Bofors 40mm
Specifications
Type Medium Anti-Aircraft Artillery
Armament 40 mm Anti-Aircraft Gun
Gun Elevation L/60: −5°/+90° (55°/s)

L/70: −20°/+80° (57°/s)

Turret Traverse 360°
Crew 2 (Commander, Gunner)
Weight 2,800kg
Tow Class Heavy
400px
Main Gun Optics
Specifications
Designation  ?
Magnification  ?
Field of View  ?

The Swedish-designed Bofors 40mm found wide acceptance around the world, and was one of the few weapons that would be found in both Allied and Axis service. It could keep up an impressive rate of fire without stopping for reloads.

Game Play

In Battleground Europe, the Bofors is an exceptional general purpose weapon against either ground or aerial targets. You have an ample ammunition supply, no reloader pause, and a flat trajectory making it effective with little round drop all the way out to 2km. If that enemy aircraft is even remotely within what you think is hitting range, then fire away! You’ll soon learn what is and what is not considered good range to give away your position to that enemy aircraft.
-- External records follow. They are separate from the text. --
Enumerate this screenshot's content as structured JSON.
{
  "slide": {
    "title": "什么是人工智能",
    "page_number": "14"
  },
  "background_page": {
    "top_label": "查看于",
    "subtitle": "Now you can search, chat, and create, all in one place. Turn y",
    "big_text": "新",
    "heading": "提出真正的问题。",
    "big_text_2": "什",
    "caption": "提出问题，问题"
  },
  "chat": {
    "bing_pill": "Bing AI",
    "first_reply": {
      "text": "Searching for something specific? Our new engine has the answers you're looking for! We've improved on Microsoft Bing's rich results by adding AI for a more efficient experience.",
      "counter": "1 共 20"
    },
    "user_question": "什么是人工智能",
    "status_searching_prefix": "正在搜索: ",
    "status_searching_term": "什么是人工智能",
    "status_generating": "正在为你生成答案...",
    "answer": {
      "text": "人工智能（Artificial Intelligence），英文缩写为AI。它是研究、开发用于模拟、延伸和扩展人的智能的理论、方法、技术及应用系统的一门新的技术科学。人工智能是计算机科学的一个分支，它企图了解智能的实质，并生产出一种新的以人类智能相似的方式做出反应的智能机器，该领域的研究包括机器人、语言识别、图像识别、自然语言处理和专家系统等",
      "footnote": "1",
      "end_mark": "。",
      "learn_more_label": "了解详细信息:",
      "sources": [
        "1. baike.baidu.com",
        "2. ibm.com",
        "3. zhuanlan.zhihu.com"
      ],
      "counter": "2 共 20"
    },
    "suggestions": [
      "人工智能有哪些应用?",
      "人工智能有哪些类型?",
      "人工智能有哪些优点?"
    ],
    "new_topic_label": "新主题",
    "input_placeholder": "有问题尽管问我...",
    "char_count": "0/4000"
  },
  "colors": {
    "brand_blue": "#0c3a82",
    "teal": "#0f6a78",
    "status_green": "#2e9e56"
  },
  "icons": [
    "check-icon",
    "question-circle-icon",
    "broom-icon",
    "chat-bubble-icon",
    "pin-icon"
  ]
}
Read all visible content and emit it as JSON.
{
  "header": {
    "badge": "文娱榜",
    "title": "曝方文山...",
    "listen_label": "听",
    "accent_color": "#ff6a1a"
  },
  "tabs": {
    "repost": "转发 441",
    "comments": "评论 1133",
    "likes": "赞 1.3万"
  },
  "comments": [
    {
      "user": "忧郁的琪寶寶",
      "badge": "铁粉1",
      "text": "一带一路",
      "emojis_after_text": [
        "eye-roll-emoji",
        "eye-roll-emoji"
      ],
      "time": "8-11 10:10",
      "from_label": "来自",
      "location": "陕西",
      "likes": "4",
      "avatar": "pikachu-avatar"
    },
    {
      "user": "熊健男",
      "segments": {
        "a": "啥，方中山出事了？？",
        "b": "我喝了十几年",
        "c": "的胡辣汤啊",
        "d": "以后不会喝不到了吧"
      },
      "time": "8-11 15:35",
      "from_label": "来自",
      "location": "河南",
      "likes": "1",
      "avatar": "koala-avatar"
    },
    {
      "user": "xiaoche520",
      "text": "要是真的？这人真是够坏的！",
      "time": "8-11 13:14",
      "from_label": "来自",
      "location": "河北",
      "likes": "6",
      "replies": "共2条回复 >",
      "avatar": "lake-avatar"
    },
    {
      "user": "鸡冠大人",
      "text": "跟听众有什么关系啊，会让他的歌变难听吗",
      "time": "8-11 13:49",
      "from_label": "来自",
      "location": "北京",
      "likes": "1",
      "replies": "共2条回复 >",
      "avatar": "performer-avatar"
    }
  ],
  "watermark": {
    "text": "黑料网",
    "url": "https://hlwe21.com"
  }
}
Crew 1, the commander, has 2-stage magnification for target acquisition as well as a crosshair and rangefinder. Crew two looks through the open ring sight. This sight is particularly useful against fast-moving air targets but the lack of a magnified gunner’s sight is particularly noticed when trying to engage ground targets at range, especially if they are somewhat camouflaged. When using the Bofors against aircraft, be aggressive. Slew rate for the 360 degree gun platform is very fast, you can engage close-flying aircraft even at high angle off and track the aircraft without too much difficulty. Against ground targets, you will notice that the dispersion of the rather lightweight 40mm HE shells is fairly high, and you will likely have to walk your fire across your target. 40mm HE doesn’t penetrate armor particularly well, but explosive effects will jar any target making it nearly impossible for them to successfully fire back at you.

Since it is a heavy gun, the Bofors can be manhandled but only very slowly. It’s better to get a prime mover to pull you to a location with clear fields of fire in all directions. A very good location is on the steep side of a hill, deploying just below the crest will keep you from skylining badly where your silhouette is obvious, it will reduce the arc of sky you need to cover to about 180 degrees, and, if attacked by infantry or otherwise under fire, you can simply undeploy the gun. This will cause you to start rolling downhill away from trouble. Re-deploy to stop rolling. Keep in mind that you have no gunshield, so you are particularly vulnerable to even a lone sniper.

Learn how to use the Bofors in the AA guide - AirQuake! The AA gunner's guide to an empty sky

In German Service as the Flak. 28

Flak. 28
Specifications
Type Medium Anti-Aircraft Artillery
Armament 40 mm Anti-Aircraft Gun
Gun Elevation L/60: −5°/+90° (55°/s)

L/70: −20°/+80° (57°/s)

Turret Traverse 360°
Crew 2 (Commander, Gunner)
Weight 2,800kg
Tow Class Heavy




40mm Bofors and the German 3,7cm were in the same class--the 40mm had a little longer range, but this was negated by the shell's self destruct, either by spin degradation or tracer burn out at ranges of 3000 to 7000 yards--way short of the theoretical range of 11,000 yards. The 3,7cm had a maximum range of about 7,000m and a self destruct by spin degradation at about 5000-6000m, to maximum effective ranges were similar. In point of fact, the 40mm was used by the German Navy from about 1944 on some ships. The German 3,7cm M42 had a higher rate of fire of than the Bofors, although practical rate was probably similar. To cover that undefended space between the medium and heavy flak, a somewhat larger weapon was needed, such as the planned 5,5cm Geraet 58 which was a true intermediate to handle just that weakness in AA defence.